Despite the continuation of MPEG LA’s royalty-free licensing plan, don’t expect Firefox to get behind H.264 anytime soon. In response to the news, Mozilla CEO John Lilly tweeted yesterday, “…Regarding that MPEG-LA announce: it’s good they did it, but they sort of had to. But it’s like 5 more years of free to lock you in 4ever.”

38 Responses to “Good News for HTML5: H.264 Streaming Will Remain Free”

  1. This is absolute crap: h264 is not free and therefore cannot “remain free”. They want everybody to jump on the h264 bandwagon and then charge whatever they want once they have ensured that its use has become so widespread that it is, to all intents and purposes, a necessity. Open source codecs are the only codecs that should be employed for Internet video viewing and we, as consumers, should ensure that the big companies understand that this is noon-negociable. Of course, such comments will undoubtedly be drowned out by the waves of reviews and comments lauding the visual display of Flash-free Internet playback, which will continue until credit card numbers are requested, whereupon the crying will start.

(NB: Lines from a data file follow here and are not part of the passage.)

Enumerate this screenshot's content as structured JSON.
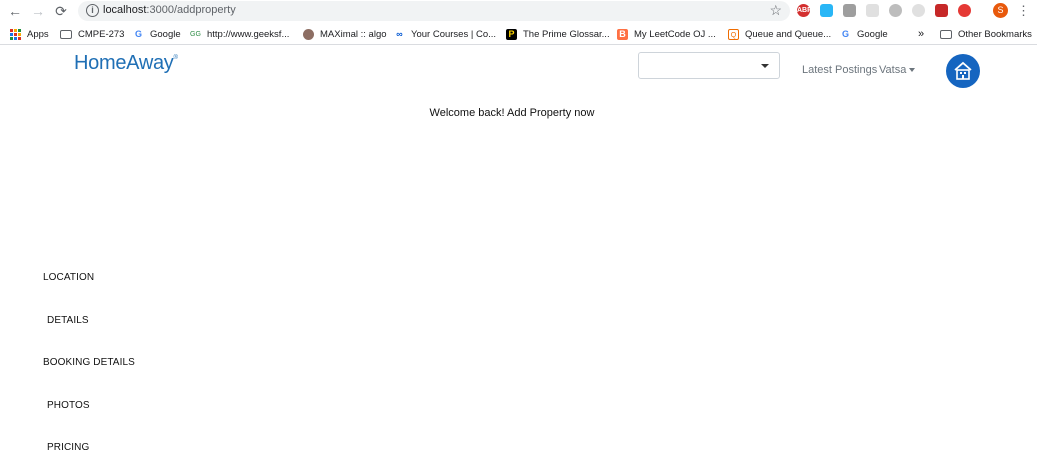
{
  "browser": {
    "url_host": "localhost",
    "url_rest": ":3000/addproperty",
    "profile_initial": "S",
    "extensions": [
      "ABP"
    ],
    "bookmarks": [
      {
        "label": "Apps",
        "icon": "apps-grid-icon"
      },
      {
        "label": "CMPE-273",
        "icon": "folder-icon"
      },
      {
        "label": "Google",
        "icon": "google-g-icon"
      },
      {
        "label": "http://www.geeksf...",
        "icon": "geeksforgeeks-icon"
      },
      {
        "label": "MAXimal :: algo",
        "icon": "maximal-icon"
      },
      {
        "label": "Your Courses | Co...",
        "icon": "coursera-icon"
      },
      {
        "label": "The Prime Glossar...",
        "icon": "prime-icon"
      },
      {
        "label": "My LeetCode OJ ...",
        "icon": "blogger-icon"
      },
      {
        "label": "Queue and Queue...",
        "icon": "queue-icon"
      },
      {
        "label": "Google",
        "icon": "google-g-icon"
      }
    ],
    "overflow_label": "»",
    "other_bookmarks": "Other Bookmarks"
  },
  "header": {
    "logo_text": "HomeAway",
    "logo_mark": "®",
    "select_value": "",
    "latest_postings": "Latest Postings",
    "user_name": "Vatsa"
  },
  "main": {
    "welcome_message": "Welcome back! Add Property now"
  },
  "steps": [
    {
      "label": "LOCATION"
    },
    {
      "label": "DETAILS"
    },
    {
      "label": "BOOKING DETAILS"
    },
    {
      "label": "PHOTOS"
    },
    {
      "label": "PRICING"
    }
  ],
  "colors": {
    "brand": "#1f6fb5",
    "brand_circle": "#1565c0",
    "nav_text": "#6c757d"
  }
}
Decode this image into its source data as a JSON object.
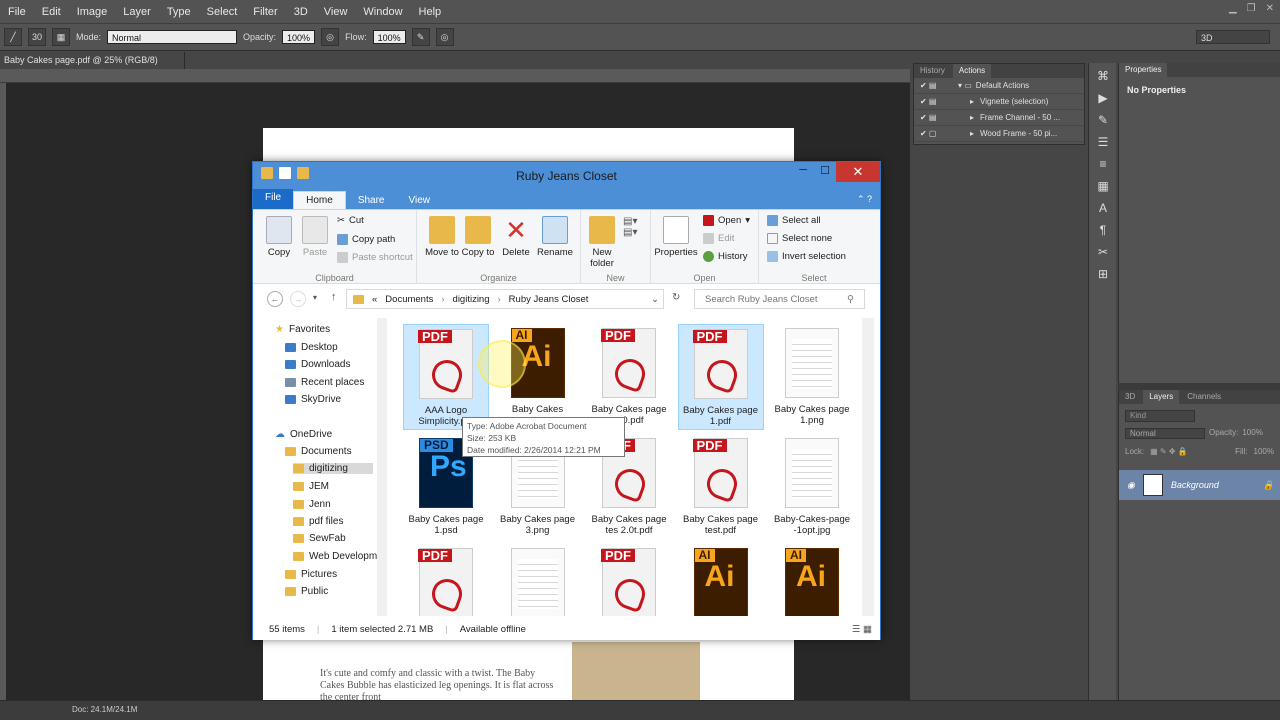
{
  "menubar": {
    "items": [
      "File",
      "Edit",
      "Image",
      "Layer",
      "Type",
      "Select",
      "Filter",
      "3D",
      "View",
      "Window",
      "Help"
    ]
  },
  "options": {
    "brush_size": "30",
    "mode_label": "Mode:",
    "mode_value": "Normal",
    "opacity_label": "Opacity:",
    "opacity_value": "100%",
    "flow_label": "Flow:",
    "flow_value": "100%",
    "workspace": "3D"
  },
  "document": {
    "tab": "Baby Cakes page.pdf @ 25% (RGB/8)",
    "text": "It's cute and comfy and classic with a twist. The Baby Cakes Bubble has elasticized leg openings. It is flat across the center front"
  },
  "status": {
    "doc": "Doc: 24.1M/24.1M"
  },
  "actions_panel": {
    "tabs": [
      "History",
      "Actions"
    ],
    "items": [
      "Default Actions",
      "Vignette (selection)",
      "Frame Channel - 50 ...",
      "Wood Frame - 50 pi..."
    ]
  },
  "properties_panel": {
    "title": "Properties",
    "empty": "No Properties"
  },
  "layers_panel": {
    "tabs": [
      "3D",
      "Layers",
      "Channels"
    ],
    "kind": "Kind",
    "blend": "Normal",
    "opacity_label": "Opacity:",
    "opacity_value": "100%",
    "lock_label": "Lock:",
    "fill_label": "Fill:",
    "fill_value": "100%",
    "layer_name": "Background"
  },
  "explorer": {
    "title": "Ruby Jeans Closet",
    "tabs": [
      "File",
      "Home",
      "Share",
      "View"
    ],
    "ribbon": {
      "clipboard": {
        "label": "Clipboard",
        "copy": "Copy",
        "paste": "Paste",
        "cut": "Cut",
        "copy_path": "Copy path",
        "paste_shortcut": "Paste shortcut"
      },
      "organize": {
        "label": "Organize",
        "move_to": "Move to",
        "copy_to": "Copy to",
        "delete": "Delete",
        "rename": "Rename"
      },
      "new": {
        "label": "New",
        "new_folder": "New folder"
      },
      "open": {
        "label": "Open",
        "properties": "Properties",
        "open": "Open",
        "edit": "Edit",
        "history": "History"
      },
      "select": {
        "label": "Select",
        "select_all": "Select all",
        "select_none": "Select none",
        "invert": "Invert selection"
      }
    },
    "address": {
      "prefix": "«",
      "crumbs": [
        "Documents",
        "digitizing",
        "Ruby Jeans Closet"
      ],
      "search_placeholder": "Search Ruby Jeans Closet"
    },
    "nav": {
      "favorites": "Favorites",
      "desktop": "Desktop",
      "downloads": "Downloads",
      "recent": "Recent places",
      "skydrive": "SkyDrive",
      "onedrive": "OneDrive",
      "documents": "Documents",
      "digitizing": "digitizing",
      "jem": "JEM",
      "jenn": "Jenn",
      "pdf_files": "pdf files",
      "sewfab": "SewFab",
      "webdev": "Web Developm",
      "pictures": "Pictures",
      "public": "Public"
    },
    "files": [
      {
        "name": "AAA Logo Simplicity.pdf",
        "type": "pdf"
      },
      {
        "name": "Baby Cakes",
        "type": "ai"
      },
      {
        "name": "Baby Cakes page ...0.pdf",
        "type": "pdf"
      },
      {
        "name": "Baby Cakes page 1.pdf",
        "type": "pdf"
      },
      {
        "name": "Baby Cakes page 1.png",
        "type": "png"
      },
      {
        "name": "Baby Cakes page 1.psd",
        "type": "ps"
      },
      {
        "name": "Baby Cakes page 3.png",
        "type": "png"
      },
      {
        "name": "Baby Cakes page tes 2.0t.pdf",
        "type": "pdf"
      },
      {
        "name": "Baby Cakes page test.pdf",
        "type": "pdf"
      },
      {
        "name": "Baby-Cakes-page -1opt.jpg",
        "type": "png"
      },
      {
        "name": "",
        "type": "pdf"
      },
      {
        "name": "",
        "type": "png"
      },
      {
        "name": "",
        "type": "pdf"
      },
      {
        "name": "",
        "type": "ai"
      },
      {
        "name": "",
        "type": "ai"
      }
    ],
    "tooltip": {
      "type": "Type: Adobe Acrobat Document",
      "size": "Size: 253 KB",
      "date": "Date modified: 2/26/2014 12:21 PM"
    },
    "statusbar": {
      "count": "55 items",
      "selected": "1 item selected  2.71 MB",
      "offline": "Available offline"
    }
  }
}
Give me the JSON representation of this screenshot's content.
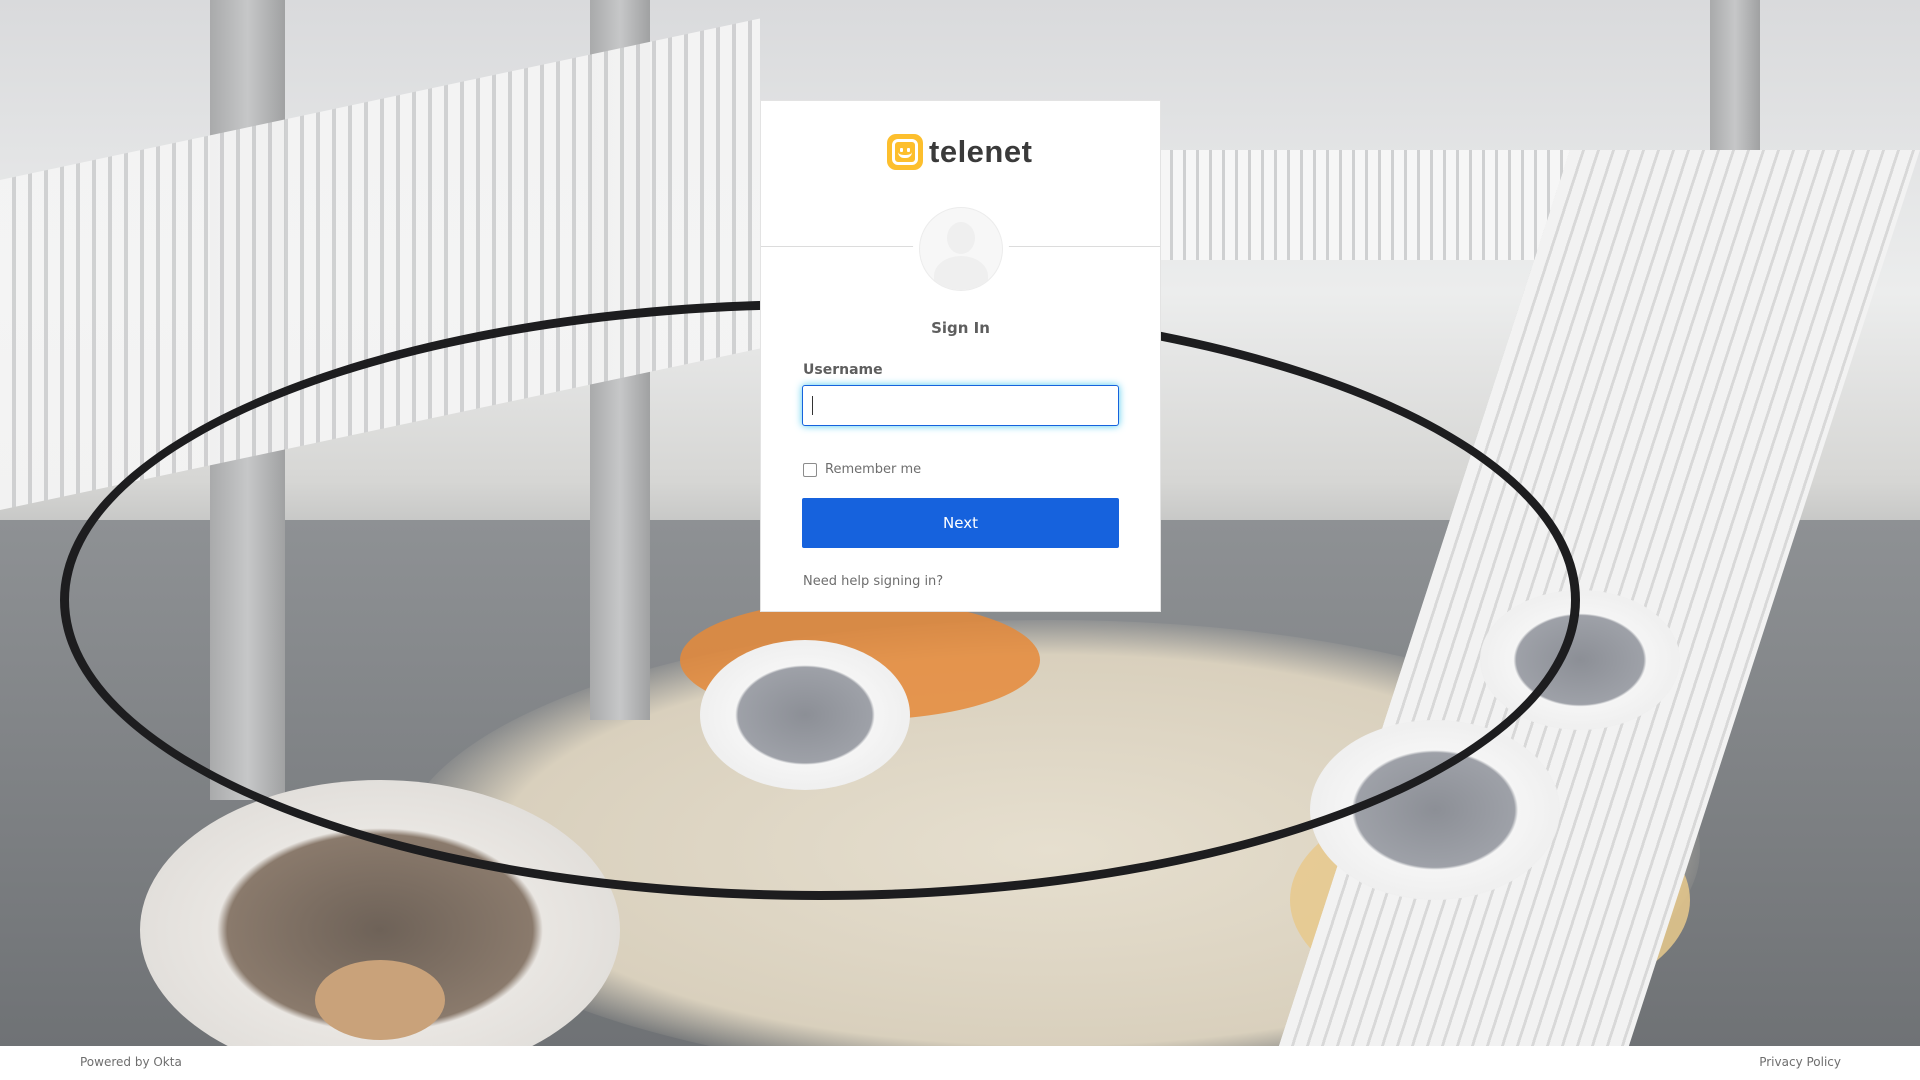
{
  "brand": {
    "logo_text": "telenet",
    "accent_color": "#fdbf2d",
    "primary_button_color": "#1662dd"
  },
  "card": {
    "title": "Sign In",
    "username_label": "Username",
    "username_value": "",
    "remember_label": "Remember me",
    "remember_checked": false,
    "next_label": "Next",
    "help_link": "Need help signing in?"
  },
  "footer": {
    "powered_by": "Powered by Okta",
    "privacy": "Privacy Policy"
  },
  "icons": {
    "logo": "telenet-smiley-logo-icon",
    "avatar": "user-avatar-icon"
  }
}
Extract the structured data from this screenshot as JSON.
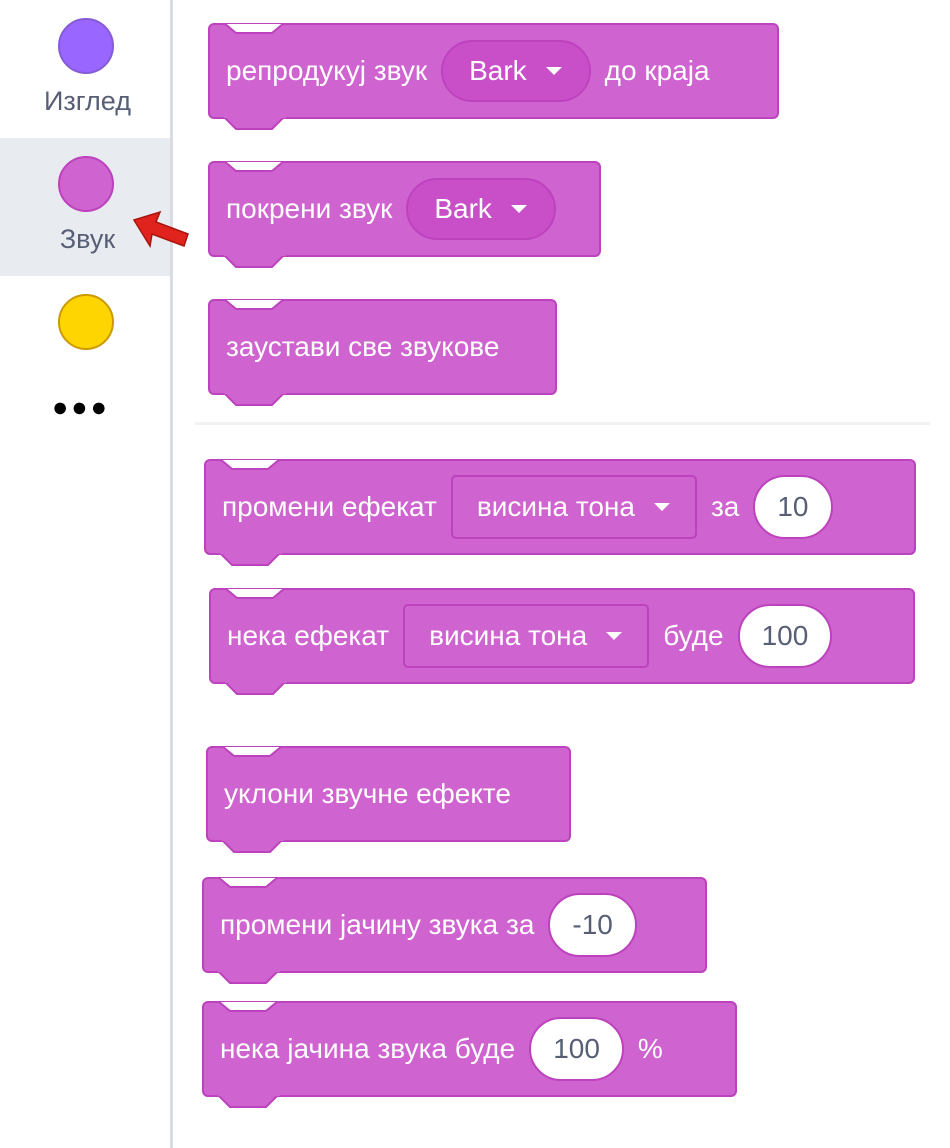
{
  "sidebar": {
    "categories": [
      {
        "label": "Изглед",
        "color": "#9966ff",
        "border": "#855cd6"
      },
      {
        "label": "Звук",
        "color": "#cf63cf",
        "border": "#bd42bd"
      },
      {
        "label": "",
        "color": "#ffd500",
        "border": "#cc9900"
      }
    ],
    "more": "●●●",
    "selected_index": 1
  },
  "colors": {
    "block": "#cf63cf",
    "block_border": "#bd42bd",
    "highlight_arrow": "#e0231c"
  },
  "blocks": {
    "play_until_done": {
      "text_before": "репродукуј звук",
      "sound": "Bark",
      "text_after": "до краја"
    },
    "start_sound": {
      "text_before": "покрени звук",
      "sound": "Bark"
    },
    "stop_all": {
      "text": "заустави све звукове"
    },
    "change_effect": {
      "text_before": "промени ефекат",
      "effect": "висина тона",
      "text_mid": "за",
      "value": "10"
    },
    "set_effect": {
      "text_before": "нека ефекат",
      "effect": "висина тона",
      "text_mid": "буде",
      "value": "100"
    },
    "clear_effects": {
      "text": "уклони звучне ефекте"
    },
    "change_volume": {
      "text_before": "промени јачину звука за",
      "value": "-10"
    },
    "set_volume": {
      "text_before": "нека јачина звука буде",
      "value": "100",
      "text_after": "%"
    }
  }
}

  2. pianom4n

    This isn’t what I call good news. If anything it’s horrible news because it will convince more people that using h.264 will be ok. It will GIFs all over again, except 10x worse.

    I’m really hoping Google does something dramatic with On2, like opening VP8 and releasing patches for Gecko and Webkit (re-encoding all of Youtube with Theora would be good to). Google has always been about getting people to use the internet more first; people then search more and Google makes more money. I don’t see why they haven’t come out for Theora unless they’re waiting on On2 to go through (and don’t say Youtube, because everybody knows that they don’t make money on it and that any money they will make will be small compared to search.)

  3. Jon Smirl

    Let’s get everyone addicted with free samples, and then take the price to $50 a stream five years from now after everyone is hooked. That’s pretty much what happened with the mp3 patents.

    • And encoders as well as far as I know – which means you can neither necessarily create nor watch h.264 video unless you or someone else has bribed MPEG-LA for permission to do so.

      As you point out, their stance of not charging royalties until 2016 is merely a promise not to ALSO charge you a THIRD license fee for actually transferring the data you paid to be allowed to encode to someone who paid to be allowed to decode it.

      The patents and dangling threat of a patent lawsiege[1] still makes it difficult for individuals to participate in web video if h.264 is the codec used.

      [1]I like to call it “lawsiege” since the idea is a wealthy corporation can afford to bottle up an opponent with hostile lawyers until their opponent runs out of money to fight and has to give in without getting through the trial.